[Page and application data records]
..........

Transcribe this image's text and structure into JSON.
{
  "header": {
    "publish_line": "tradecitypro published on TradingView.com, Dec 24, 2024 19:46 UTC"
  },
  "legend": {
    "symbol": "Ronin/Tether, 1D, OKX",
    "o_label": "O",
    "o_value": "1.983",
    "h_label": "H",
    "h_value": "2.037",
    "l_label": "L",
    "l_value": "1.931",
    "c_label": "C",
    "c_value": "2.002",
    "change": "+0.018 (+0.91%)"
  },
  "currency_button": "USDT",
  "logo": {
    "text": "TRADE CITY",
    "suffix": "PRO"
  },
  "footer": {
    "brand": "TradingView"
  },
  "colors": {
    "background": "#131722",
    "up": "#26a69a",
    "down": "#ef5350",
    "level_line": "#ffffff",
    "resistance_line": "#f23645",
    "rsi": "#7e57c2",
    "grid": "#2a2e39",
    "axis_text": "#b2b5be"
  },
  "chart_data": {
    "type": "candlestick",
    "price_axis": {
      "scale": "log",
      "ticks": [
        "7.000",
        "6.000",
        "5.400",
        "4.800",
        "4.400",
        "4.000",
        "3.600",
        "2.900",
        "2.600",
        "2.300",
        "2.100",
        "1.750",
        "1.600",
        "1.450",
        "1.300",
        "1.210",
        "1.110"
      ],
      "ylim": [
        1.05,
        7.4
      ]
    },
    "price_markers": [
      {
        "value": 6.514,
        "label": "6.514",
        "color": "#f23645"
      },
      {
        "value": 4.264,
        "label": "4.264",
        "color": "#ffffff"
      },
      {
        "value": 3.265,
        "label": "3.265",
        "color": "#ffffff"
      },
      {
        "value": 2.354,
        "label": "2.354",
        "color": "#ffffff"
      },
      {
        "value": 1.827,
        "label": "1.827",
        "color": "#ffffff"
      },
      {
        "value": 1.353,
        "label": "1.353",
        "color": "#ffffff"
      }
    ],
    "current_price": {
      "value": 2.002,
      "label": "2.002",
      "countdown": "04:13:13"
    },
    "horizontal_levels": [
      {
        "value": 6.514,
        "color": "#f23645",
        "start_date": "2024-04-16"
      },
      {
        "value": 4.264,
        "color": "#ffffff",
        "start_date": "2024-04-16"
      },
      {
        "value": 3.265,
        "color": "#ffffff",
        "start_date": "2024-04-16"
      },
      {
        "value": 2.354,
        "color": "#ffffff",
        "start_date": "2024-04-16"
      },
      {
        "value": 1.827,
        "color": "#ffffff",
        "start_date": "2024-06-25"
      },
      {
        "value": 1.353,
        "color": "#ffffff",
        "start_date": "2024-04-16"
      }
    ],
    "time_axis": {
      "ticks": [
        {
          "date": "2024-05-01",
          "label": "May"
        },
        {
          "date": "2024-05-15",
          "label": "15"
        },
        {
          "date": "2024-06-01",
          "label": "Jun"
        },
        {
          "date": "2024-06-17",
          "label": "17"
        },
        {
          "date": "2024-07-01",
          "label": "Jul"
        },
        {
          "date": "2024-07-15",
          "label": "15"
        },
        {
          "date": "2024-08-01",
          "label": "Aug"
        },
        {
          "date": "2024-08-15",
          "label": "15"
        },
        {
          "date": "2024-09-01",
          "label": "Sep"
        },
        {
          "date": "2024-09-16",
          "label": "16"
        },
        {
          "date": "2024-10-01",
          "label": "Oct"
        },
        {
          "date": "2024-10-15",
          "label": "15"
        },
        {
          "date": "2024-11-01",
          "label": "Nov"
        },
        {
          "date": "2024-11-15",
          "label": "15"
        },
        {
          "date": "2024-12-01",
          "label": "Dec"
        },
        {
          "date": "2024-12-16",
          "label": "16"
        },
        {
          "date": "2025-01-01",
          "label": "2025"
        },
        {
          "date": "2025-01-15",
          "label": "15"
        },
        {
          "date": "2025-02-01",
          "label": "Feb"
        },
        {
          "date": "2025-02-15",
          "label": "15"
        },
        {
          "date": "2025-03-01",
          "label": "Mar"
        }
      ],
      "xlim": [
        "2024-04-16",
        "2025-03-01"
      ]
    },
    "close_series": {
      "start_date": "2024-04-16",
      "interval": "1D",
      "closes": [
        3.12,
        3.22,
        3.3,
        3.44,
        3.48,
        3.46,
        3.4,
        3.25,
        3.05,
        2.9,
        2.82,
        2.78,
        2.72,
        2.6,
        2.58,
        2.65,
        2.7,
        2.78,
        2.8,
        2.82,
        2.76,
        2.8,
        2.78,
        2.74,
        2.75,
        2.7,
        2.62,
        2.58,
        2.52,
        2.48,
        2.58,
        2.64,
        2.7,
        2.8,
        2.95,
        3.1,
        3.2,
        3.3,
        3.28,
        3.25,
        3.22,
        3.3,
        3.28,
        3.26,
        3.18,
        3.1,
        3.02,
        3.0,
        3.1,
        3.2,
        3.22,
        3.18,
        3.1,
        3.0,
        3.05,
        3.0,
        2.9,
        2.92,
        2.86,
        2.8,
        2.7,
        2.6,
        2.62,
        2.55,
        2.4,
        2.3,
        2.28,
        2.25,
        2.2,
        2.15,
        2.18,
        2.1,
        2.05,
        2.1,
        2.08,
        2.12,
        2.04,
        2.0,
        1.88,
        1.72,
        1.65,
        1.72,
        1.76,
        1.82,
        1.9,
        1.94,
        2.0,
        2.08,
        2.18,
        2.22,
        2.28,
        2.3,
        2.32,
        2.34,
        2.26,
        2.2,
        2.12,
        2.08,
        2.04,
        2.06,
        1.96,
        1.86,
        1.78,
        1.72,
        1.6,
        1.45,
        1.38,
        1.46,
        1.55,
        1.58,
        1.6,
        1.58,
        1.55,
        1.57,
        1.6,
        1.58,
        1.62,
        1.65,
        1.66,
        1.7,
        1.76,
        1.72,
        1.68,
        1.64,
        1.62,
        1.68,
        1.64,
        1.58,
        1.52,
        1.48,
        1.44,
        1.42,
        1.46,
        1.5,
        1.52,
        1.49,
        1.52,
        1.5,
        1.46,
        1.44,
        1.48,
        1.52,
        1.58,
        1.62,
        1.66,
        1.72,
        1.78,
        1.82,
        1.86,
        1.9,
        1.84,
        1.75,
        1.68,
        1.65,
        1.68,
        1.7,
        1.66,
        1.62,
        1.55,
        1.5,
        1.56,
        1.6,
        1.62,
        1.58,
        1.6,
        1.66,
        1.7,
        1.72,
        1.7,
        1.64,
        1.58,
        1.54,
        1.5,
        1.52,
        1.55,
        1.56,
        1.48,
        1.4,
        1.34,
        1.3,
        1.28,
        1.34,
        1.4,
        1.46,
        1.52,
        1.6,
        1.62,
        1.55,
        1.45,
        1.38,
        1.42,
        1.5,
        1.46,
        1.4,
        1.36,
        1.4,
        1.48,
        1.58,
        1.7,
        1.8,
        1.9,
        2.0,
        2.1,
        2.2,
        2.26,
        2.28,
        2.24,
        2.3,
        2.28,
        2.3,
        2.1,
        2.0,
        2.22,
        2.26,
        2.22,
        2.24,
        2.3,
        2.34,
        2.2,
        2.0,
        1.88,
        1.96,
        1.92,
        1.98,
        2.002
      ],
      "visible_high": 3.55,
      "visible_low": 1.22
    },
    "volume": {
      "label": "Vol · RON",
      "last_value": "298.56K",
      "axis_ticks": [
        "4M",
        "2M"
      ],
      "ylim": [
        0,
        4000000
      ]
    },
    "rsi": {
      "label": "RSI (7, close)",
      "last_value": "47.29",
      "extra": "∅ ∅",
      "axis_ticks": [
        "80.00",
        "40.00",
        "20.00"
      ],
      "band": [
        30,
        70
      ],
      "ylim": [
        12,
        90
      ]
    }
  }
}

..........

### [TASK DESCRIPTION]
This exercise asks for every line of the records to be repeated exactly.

### [ANSWER FOR THIS EXERCISE]
Transcribe this image's text and structure into JSON.
{
  "header": {
    "publish_line": "tradecitypro published on TradingView.com, Dec 24, 2024 19:46 UTC"
  },
  "legend": {
    "symbol": "Ronin/Tether, 1D, OKX",
    "o_label": "O",
    "o_value": "1.983",
    "h_label": "H",
    "h_value": "2.037",
    "l_label": "L",
    "l_value": "1.931",
    "c_label": "C",
    "c_value": "2.002",
    "change": "+0.018 (+0.91%)"
  },
  "currency_button": "USDT",
  "logo": {
    "text": "TRADE CITY",
    "suffix": "PRO"
  },
  "footer": {
    "brand": "TradingView"
  },
  "colors": {
    "background": "#131722",
    "up": "#26a69a",
    "down": "#ef5350",
    "level_line": "#ffffff",
    "resistance_line": "#f23645",
    "rsi": "#7e57c2",
    "grid": "#2a2e39",
    "axis_text": "#b2b5be"
  },
  "chart_data": {
    "type": "candlestick",
    "price_axis": {
      "scale": "log",
      "ticks": [
        "7.000",
        "6.000",
        "5.400",
        "4.800",
        "4.400",
        "4.000",
        "3.600",
        "2.900",
        "2.600",
        "2.300",
        "2.100",
        "1.750",
        "1.600",
        "1.450",
        "1.300",
        "1.210",
        "1.110"
      ],
      "ylim": [
        1.05,
        7.4
      ]
    },
    "price_markers": [
      {
        "value": 6.514,
        "label": "6.514",
        "color": "#f23645"
      },
      {
        "value": 4.264,
        "label": "4.264",
        "color": "#ffffff"
      },
      {
        "value": 3.265,
        "label": "3.265",
        "color": "#ffffff"
      },
      {
        "value": 2.354,
        "label": "2.354",
        "color": "#ffffff"
      },
      {
        "value": 1.827,
        "label": "1.827",
        "color": "#ffffff"
      },
      {
        "value": 1.353,
        "label": "1.353",
        "color": "#ffffff"
      }
    ],
    "current_price": {
      "value": 2.002,
      "label": "2.002",
      "countdown": "04:13:13"
    },
    "horizontal_levels": [
      {
        "value": 6.514,
        "color": "#f23645",
        "start_date": "2024-04-16"
      },
      {
        "value": 4.264,
        "color": "#ffffff",
        "start_date": "2024-04-16"
      },
      {
        "value": 3.265,
        "color": "#ffffff",
        "start_date": "2024-04-16"
      },
      {
        "value": 2.354,
        "color": "#ffffff",
        "start_date": "2024-04-16"
      },
      {
        "value": 1.827,
        "color": "#ffffff",
        "start_date": "2024-06-25"
      },
      {
        "value": 1.353,
        "color": "#ffffff",
        "start_date": "2024-04-16"
      }
    ],
    "time_axis": {
      "ticks": [
        {
          "date": "2024-05-01",
          "label": "May"
        },
        {
          "date": "2024-05-15",
          "label": "15"
        },
        {
          "date": "2024-06-01",
          "label": "Jun"
        },
        {
          "date": "2024-06-17",
          "label": "17"
        },
        {
          "date": "2024-07-01",
          "label": "Jul"
        },
        {
          "date": "2024-07-15",
          "label": "15"
        },
        {
          "date": "2024-08-01",
          "label": "Aug"
        },
        {
          "date": "2024-08-15",
          "label": "15"
        },
        {
          "date": "2024-09-01",
          "label": "Sep"
        },
        {
          "date": "2024-09-16",
          "label": "16"
        },
        {
          "date": "2024-10-01",
          "label": "Oct"
        },
        {
          "date": "2024-10-15",
          "label": "15"
        },
        {
          "date": "2024-11-01",
          "label": "Nov"
        },
        {
          "date": "2024-11-15",
          "label": "15"
        },
        {
          "date": "2024-12-01",
          "label": "Dec"
        },
        {
          "date": "2024-12-16",
          "label": "16"
        },
        {
          "date": "2025-01-01",
          "label": "2025"
        },
        {
          "date": "2025-01-15",
          "label": "15"
        },
        {
          "date": "2025-02-01",
          "label": "Feb"
        },
        {
          "date": "2025-02-15",
          "label": "15"
        },
        {
          "date": "2025-03-01",
          "label": "Mar"
        }
      ],
      "xlim": [
        "2024-04-16",
        "2025-03-01"
      ]
    },
    "close_series": {
      "start_date": "2024-04-16",
      "interval": "1D",
      "closes": [
        3.12,
        3.22,
        3.3,
        3.44,
        3.48,
        3.46,
        3.4,
        3.25,
        3.05,
        2.9,
        2.82,
        2.78,
        2.72,
        2.6,
        2.58,
        2.65,
        2.7,
        2.78,
        2.8,
        2.82,
        2.76,
        2.8,
        2.78,
        2.74,
        2.75,
        2.7,
        2.62,
        2.58,
        2.52,
        2.48,
        2.58,
        2.64,
        2.7,
        2.8,
        2.95,
        3.1,
        3.2,
        3.3,
        3.28,
        3.25,
        3.22,
        3.3,
        3.28,
        3.26,
        3.18,
        3.1,
        3.02,
        3.0,
        3.1,
        3.2,
        3.22,
        3.18,
        3.1,
        3.0,
        3.05,
        3.0,
        2.9,
        2.92,
        2.86,
        2.8,
        2.7,
        2.6,
        2.62,
        2.55,
        2.4,
        2.3,
        2.28,
        2.25,
        2.2,
        2.15,
        2.18,
        2.1,
        2.05,
        2.1,
        2.08,
        2.12,
        2.04,
        2.0,
        1.88,
        1.72,
        1.65,
        1.72,
        1.76,
        1.82,
        1.9,
        1.94,
        2.0,
        2.08,
        2.18,
        2.22,
        2.28,
        2.3,
        2.32,
        2.34,
        2.26,
        2.2,
        2.12,
        2.08,
        2.04,
        2.06,
        1.96,
        1.86,
        1.78,
        1.72,
        1.6,
        1.45,
        1.38,
        1.46,
        1.55,
        1.58,
        1.6,
        1.58,
        1.55,
        1.57,
        1.6,
        1.58,
        1.62,
        1.65,
        1.66,
        1.7,
        1.76,
        1.72,
        1.68,
        1.64,
        1.62,
        1.68,
        1.64,
        1.58,
        1.52,
        1.48,
        1.44,
        1.42,
        1.46,
        1.5,
        1.52,
        1.49,
        1.52,
        1.5,
        1.46,
        1.44,
        1.48,
        1.52,
        1.58,
        1.62,
        1.66,
        1.72,
        1.78,
        1.82,
        1.86,
        1.9,
        1.84,
        1.75,
        1.68,
        1.65,
        1.68,
        1.7,
        1.66,
        1.62,
        1.55,
        1.5,
        1.56,
        1.6,
        1.62,
        1.58,
        1.6,
        1.66,
        1.7,
        1.72,
        1.7,
        1.64,
        1.58,
        1.54,
        1.5,
        1.52,
        1.55,
        1.56,
        1.48,
        1.4,
        1.34,
        1.3,
        1.28,
        1.34,
        1.4,
        1.46,
        1.52,
        1.6,
        1.62,
        1.55,
        1.45,
        1.38,
        1.42,
        1.5,
        1.46,
        1.4,
        1.36,
        1.4,
        1.48,
        1.58,
        1.7,
        1.8,
        1.9,
        2.0,
        2.1,
        2.2,
        2.26,
        2.28,
        2.24,
        2.3,
        2.28,
        2.3,
        2.1,
        2.0,
        2.22,
        2.26,
        2.22,
        2.24,
        2.3,
        2.34,
        2.2,
        2.0,
        1.88,
        1.96,
        1.92,
        1.98,
        2.002
      ],
      "visible_high": 3.55,
      "visible_low": 1.22
    },
    "volume": {
      "label": "Vol · RON",
      "last_value": "298.56K",
      "axis_ticks": [
        "4M",
        "2M"
      ],
      "ylim": [
        0,
        4000000
      ]
    },
    "rsi": {
      "label": "RSI (7, close)",
      "last_value": "47.29",
      "extra": "∅ ∅",
      "axis_ticks": [
        "80.00",
        "40.00",
        "20.00"
      ],
      "band": [
        30,
        70
      ],
      "ylim": [
        12,
        90
      ]
    }
  }
}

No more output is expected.